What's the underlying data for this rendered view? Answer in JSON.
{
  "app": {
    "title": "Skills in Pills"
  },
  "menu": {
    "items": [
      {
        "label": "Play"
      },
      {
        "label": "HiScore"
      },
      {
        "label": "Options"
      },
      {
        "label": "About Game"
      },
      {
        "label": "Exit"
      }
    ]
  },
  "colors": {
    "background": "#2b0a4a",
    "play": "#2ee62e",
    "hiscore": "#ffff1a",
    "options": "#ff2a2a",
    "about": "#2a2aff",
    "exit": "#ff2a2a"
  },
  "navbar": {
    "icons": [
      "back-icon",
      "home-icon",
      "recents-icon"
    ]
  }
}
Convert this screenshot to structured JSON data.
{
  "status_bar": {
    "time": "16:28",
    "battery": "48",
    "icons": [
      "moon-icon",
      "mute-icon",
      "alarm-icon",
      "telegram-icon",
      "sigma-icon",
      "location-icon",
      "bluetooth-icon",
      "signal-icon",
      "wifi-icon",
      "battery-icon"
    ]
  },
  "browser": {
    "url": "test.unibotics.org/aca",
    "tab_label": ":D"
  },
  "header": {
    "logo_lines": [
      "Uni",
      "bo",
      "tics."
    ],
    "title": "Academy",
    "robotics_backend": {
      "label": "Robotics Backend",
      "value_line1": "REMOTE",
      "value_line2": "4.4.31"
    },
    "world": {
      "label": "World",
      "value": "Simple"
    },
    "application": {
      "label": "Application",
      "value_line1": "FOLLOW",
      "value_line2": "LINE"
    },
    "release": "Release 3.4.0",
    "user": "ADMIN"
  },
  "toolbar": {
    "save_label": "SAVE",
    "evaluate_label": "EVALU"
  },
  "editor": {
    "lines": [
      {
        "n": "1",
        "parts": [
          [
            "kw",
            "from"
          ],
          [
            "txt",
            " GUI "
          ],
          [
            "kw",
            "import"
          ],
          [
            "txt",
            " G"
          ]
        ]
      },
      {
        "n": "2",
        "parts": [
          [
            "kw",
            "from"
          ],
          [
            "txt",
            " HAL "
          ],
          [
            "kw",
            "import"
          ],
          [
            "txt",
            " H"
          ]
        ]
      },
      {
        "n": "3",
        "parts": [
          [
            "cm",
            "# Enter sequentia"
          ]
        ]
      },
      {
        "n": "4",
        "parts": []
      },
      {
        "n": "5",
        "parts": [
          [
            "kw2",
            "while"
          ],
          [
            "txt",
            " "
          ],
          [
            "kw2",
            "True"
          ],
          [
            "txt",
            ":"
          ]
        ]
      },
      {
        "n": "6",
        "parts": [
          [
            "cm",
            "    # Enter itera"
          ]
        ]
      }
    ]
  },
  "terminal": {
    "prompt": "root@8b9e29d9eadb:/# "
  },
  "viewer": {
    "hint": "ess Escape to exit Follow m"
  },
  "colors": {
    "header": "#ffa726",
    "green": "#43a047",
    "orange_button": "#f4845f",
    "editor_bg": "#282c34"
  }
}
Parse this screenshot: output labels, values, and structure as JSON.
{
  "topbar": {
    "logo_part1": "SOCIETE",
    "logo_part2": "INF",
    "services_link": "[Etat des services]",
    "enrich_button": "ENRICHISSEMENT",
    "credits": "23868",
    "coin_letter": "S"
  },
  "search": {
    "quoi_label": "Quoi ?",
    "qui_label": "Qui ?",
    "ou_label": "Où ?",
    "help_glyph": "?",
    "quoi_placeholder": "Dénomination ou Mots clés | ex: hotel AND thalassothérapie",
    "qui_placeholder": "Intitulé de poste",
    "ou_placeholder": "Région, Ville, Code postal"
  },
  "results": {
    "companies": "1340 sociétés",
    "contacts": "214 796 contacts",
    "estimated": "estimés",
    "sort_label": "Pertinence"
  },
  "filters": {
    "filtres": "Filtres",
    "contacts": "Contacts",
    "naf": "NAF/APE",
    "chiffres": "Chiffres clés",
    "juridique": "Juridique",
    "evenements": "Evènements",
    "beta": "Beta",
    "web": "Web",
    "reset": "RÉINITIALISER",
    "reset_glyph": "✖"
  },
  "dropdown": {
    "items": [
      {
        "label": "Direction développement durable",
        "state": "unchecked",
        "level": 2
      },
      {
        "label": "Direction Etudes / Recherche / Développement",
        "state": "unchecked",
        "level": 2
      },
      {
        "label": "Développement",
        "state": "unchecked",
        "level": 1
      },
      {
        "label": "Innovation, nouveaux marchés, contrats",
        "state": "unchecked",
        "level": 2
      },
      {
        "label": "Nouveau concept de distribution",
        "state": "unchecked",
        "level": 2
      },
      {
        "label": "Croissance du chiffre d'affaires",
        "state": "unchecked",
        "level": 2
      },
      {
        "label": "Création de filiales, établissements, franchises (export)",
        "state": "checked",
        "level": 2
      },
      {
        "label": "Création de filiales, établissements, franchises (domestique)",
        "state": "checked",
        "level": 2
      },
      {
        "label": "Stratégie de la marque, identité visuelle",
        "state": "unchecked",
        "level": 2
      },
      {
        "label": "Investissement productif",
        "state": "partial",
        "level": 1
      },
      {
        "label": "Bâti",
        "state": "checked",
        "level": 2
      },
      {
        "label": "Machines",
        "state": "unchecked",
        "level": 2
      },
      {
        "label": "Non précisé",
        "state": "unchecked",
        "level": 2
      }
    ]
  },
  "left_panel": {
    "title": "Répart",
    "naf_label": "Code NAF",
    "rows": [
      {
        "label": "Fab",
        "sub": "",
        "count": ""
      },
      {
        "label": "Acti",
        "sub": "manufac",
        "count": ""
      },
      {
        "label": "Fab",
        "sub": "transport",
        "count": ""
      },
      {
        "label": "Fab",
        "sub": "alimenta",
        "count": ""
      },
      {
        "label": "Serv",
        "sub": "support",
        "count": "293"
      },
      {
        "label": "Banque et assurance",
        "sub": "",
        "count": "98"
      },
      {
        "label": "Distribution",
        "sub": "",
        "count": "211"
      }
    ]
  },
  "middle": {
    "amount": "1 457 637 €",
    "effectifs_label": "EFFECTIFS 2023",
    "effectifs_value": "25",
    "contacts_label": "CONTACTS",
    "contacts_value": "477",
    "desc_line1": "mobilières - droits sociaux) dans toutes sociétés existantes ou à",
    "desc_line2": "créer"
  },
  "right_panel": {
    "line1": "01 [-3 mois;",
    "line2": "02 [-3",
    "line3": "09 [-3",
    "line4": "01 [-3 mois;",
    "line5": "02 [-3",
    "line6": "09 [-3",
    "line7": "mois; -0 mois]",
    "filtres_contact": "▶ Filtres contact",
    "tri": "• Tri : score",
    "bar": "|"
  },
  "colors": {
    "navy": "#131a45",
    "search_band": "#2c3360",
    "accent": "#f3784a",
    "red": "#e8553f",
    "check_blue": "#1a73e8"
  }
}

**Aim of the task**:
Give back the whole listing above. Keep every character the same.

**Task result**:
What's the underlying data for this rendered view? Answer in JSON.
{
  "app": {
    "title": "Skills in Pills"
  },
  "menu": {
    "items": [
      {
        "label": "Play"
      },
      {
        "label": "HiScore"
      },
      {
        "label": "Options"
      },
      {
        "label": "About Game"
      },
      {
        "label": "Exit"
      }
    ]
  },
  "colors": {
    "background": "#2b0a4a",
    "play": "#2ee62e",
    "hiscore": "#ffff1a",
    "options": "#ff2a2a",
    "about": "#2a2aff",
    "exit": "#ff2a2a"
  },
  "navbar": {
    "icons": [
      "back-icon",
      "home-icon",
      "recents-icon"
    ]
  }
}
Convert this screenshot to structured JSON data.
{
  "status_bar": {
    "time": "16:28",
    "battery": "48",
    "icons": [
      "moon-icon",
      "mute-icon",
      "alarm-icon",
      "telegram-icon",
      "sigma-icon",
      "location-icon",
      "bluetooth-icon",
      "signal-icon",
      "wifi-icon",
      "battery-icon"
    ]
  },
  "browser": {
    "url": "test.unibotics.org/aca",
    "tab_label": ":D"
  },
  "header": {
    "logo_lines": [
      "Uni",
      "bo",
      "tics."
    ],
    "title": "Academy",
    "robotics_backend": {
      "label": "Robotics Backend",
      "value_line1": "REMOTE",
      "value_line2": "4.4.31"
    },
    "world": {
      "label": "World",
      "value": "Simple"
    },
    "application": {
      "label": "Application",
      "value_line1": "FOLLOW",
      "value_line2": "LINE"
    },
    "release": "Release 3.4.0",
    "user": "ADMIN"
  },
  "toolbar": {
    "save_label": "SAVE",
    "evaluate_label": "EVALU"
  },
  "editor": {
    "lines": [
      {
        "n": "1",
        "parts": [
          [
            "kw",
            "from"
          ],
          [
            "txt",
            " GUI "
          ],
          [
            "kw",
            "import"
          ],
          [
            "txt",
            " G"
          ]
        ]
      },
      {
        "n": "2",
        "parts": [
          [
            "kw",
            "from"
          ],
          [
            "txt",
            " HAL "
          ],
          [
            "kw",
            "import"
          ],
          [
            "txt",
            " H"
          ]
        ]
      },
      {
        "n": "3",
        "parts": [
          [
            "cm",
            "# Enter sequentia"
          ]
        ]
      },
      {
        "n": "4",
        "parts": []
      },
      {
        "n": "5",
        "parts": [
          [
            "kw2",
            "while"
          ],
          [
            "txt",
            " "
          ],
          [
            "kw2",
            "True"
          ],
          [
            "txt",
            ":"
          ]
        ]
      },
      {
        "n": "6",
        "parts": [
          [
            "cm",
            "    # Enter itera"
          ]
        ]
      }
    ]
  },
  "terminal": {
    "prompt": "root@8b9e29d9eadb:/# "
  },
  "viewer": {
    "hint": "ess Escape to exit Follow m"
  },
  "colors": {
    "header": "#ffa726",
    "green": "#43a047",
    "orange_button": "#f4845f",
    "editor_bg": "#282c34"
  }
}
Parse this screenshot: output labels, values, and structure as JSON.
{
  "topbar": {
    "logo_part1": "SOCIETE",
    "logo_part2": "INF",
    "services_link": "[Etat des services]",
    "enrich_button": "ENRICHISSEMENT",
    "credits": "23868",
    "coin_letter": "S"
  },
  "search": {
    "quoi_label": "Quoi ?",
    "qui_label": "Qui ?",
    "ou_label": "Où ?",
    "help_glyph": "?",
    "quoi_placeholder": "Dénomination ou Mots clés | ex: hotel AND thalassothérapie",
    "qui_placeholder": "Intitulé de poste",
    "ou_placeholder": "Région, Ville, Code postal"
  },
  "results": {
    "companies": "1340 sociétés",
    "contacts": "214 796 contacts",
    "estimated": "estimés",
    "sort_label": "Pertinence"
  },
  "filters": {
    "filtres": "Filtres",
    "contacts": "Contacts",
    "naf": "NAF/APE",
    "chiffres": "Chiffres clés",
    "juridique": "Juridique",
    "evenements": "Evènements",
    "beta": "Beta",
    "web": "Web",
    "reset": "RÉINITIALISER",
    "reset_glyph": "✖"
  },
  "dropdown": {
    "items": [
      {
        "label": "Direction développement durable",
        "state": "unchecked",
        "level": 2
      },
      {
        "label": "Direction Etudes / Recherche / Développement",
        "state": "unchecked",
        "level": 2
      },
      {
        "label": "Développement",
        "state": "unchecked",
        "level": 1
      },
      {
        "label": "Innovation, nouveaux marchés, contrats",
        "state": "unchecked",
        "level": 2
      },
      {
        "label": "Nouveau concept de distribution",
        "state": "unchecked",
        "level": 2
      },
      {
        "label": "Croissance du chiffre d'affaires",
        "state": "unchecked",
        "level": 2
      },
      {
        "label": "Création de filiales, établissements, franchises (export)",
        "state": "checked",
        "level": 2
      },
      {
        "label": "Création de filiales, établissements, franchises (domestique)",
        "state": "checked",
        "level": 2
      },
      {
        "label": "Stratégie de la marque, identité visuelle",
        "state": "unchecked",
        "level": 2
      },
      {
        "label": "Investissement productif",
        "state": "partial",
        "level": 1
      },
      {
        "label": "Bâti",
        "state": "checked",
        "level": 2
      },
      {
        "label": "Machines",
        "state": "unchecked",
        "level": 2
      },
      {
        "label": "Non précisé",
        "state": "unchecked",
        "level": 2
      }
    ]
  },
  "left_panel": {
    "title": "Répart",
    "naf_label": "Code NAF",
    "rows": [
      {
        "label": "Fab",
        "sub": "",
        "count": ""
      },
      {
        "label": "Acti",
        "sub": "manufac",
        "count": ""
      },
      {
        "label": "Fab",
        "sub": "transport",
        "count": ""
      },
      {
        "label": "Fab",
        "sub": "alimenta",
        "count": ""
      },
      {
        "label": "Serv",
        "sub": "support",
        "count": "293"
      },
      {
        "label": "Banque et assurance",
        "sub": "",
        "count": "98"
      },
      {
        "label": "Distribution",
        "sub": "",
        "count": "211"
      }
    ]
  },
  "middle": {
    "amount": "1 457 637 €",
    "effectifs_label": "EFFECTIFS 2023",
    "effectifs_value": "25",
    "contacts_label": "CONTACTS",
    "contacts_value": "477",
    "desc_line1": "mobilières - droits sociaux) dans toutes sociétés existantes ou à",
    "desc_line2": "créer"
  },
  "right_panel": {
    "line1": "01 [-3 mois;",
    "line2": "02 [-3",
    "line3": "09 [-3",
    "line4": "01 [-3 mois;",
    "line5": "02 [-3",
    "line6": "09 [-3",
    "line7": "mois; -0 mois]",
    "filtres_contact": "▶ Filtres contact",
    "tri": "• Tri : score",
    "bar": "|"
  },
  "colors": {
    "navy": "#131a45",
    "search_band": "#2c3360",
    "accent": "#f3784a",
    "red": "#e8553f",
    "check_blue": "#1a73e8"
  }
}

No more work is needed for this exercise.